L.M.: I’m always writing what I know inside me from my own living, but it’s true I often find less familiar avenues from which to express what I know. I’ve always thought the writer’s task is one of empathy, of trying to figure out what it is to move about in someone’s skin. Writing about people and places who are somewhat removed from me increases my empathy, not only for those people and places, but also for the worlds I know the best.
J.I.: Now, we diverge for a few fun questions. What is your favorite place to visit when you’re not teaching or writing?
L.M.: I like driving the gravel roads in the Illinois township where I grew up. In the summers, my wife Cathy and I will drive near sunset when the deer are coming out to feed just to see how many we can count. These drives put me back in touch with my ancestry.
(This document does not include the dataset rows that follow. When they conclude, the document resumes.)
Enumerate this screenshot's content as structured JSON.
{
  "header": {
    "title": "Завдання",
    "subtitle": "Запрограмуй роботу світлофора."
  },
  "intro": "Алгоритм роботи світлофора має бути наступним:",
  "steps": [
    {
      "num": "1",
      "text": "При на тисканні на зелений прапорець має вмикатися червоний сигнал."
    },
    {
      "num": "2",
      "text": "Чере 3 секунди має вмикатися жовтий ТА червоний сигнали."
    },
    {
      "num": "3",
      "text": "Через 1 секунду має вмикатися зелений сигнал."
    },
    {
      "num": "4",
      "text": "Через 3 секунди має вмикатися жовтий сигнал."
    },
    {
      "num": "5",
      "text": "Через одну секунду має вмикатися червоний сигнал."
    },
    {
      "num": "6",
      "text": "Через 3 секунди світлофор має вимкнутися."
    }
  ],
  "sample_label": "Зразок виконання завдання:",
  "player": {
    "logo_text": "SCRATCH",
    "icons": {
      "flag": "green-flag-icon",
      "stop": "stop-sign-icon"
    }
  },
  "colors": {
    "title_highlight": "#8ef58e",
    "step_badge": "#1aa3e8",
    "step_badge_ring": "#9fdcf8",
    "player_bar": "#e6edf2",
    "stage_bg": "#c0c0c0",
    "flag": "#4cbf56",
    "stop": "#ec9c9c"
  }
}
They put me back in touch with the natural world which was the world of my family—all those farmers and farm wives.
J.I.: What is your favorite meal?
L.M.: Favorite meal? I remember so much good country cooking that I haven’t experienced in the forty years I’ve been a vegetarian and mostly a vegan, but I choose to keep those meals in my day dreams. In the real world, I love all sorts of ethnic cuisine with a good Indian meal perhaps being my favorite.
Lee Martin has authored River of Heaven; Quakertown; Break the Skin; and Late One Night. A new memoir, Gone the Hard Road, will follow in 2021. His other memoirs are From Our House, Turning Bones, and Such a Life. His first book was the short story collection, The Least You Need To Know, and his most recent book is another story collection, The Mutual UFO Network. He is the co-editor of Passing the Word: Writers on Their Mentors and the author of a craft book. Telling Stories: The Craft of Narrative and the Writing Life. His fiction and nonfiction have appeared in such places as Harper’s, Ms., Creative Nonfiction, The Georgia Review, The Kenyon Review, Fourth Genre, River Teeth, The Southern Review, Prairie Schooner, Glimmer Train, The Best American Essays, and The Best American Mystery Stories. He is the winner of the Mary McCarthy Prize in Short Fiction and fellowships from the National Endowment for the Arts and the Ohio Arts Council.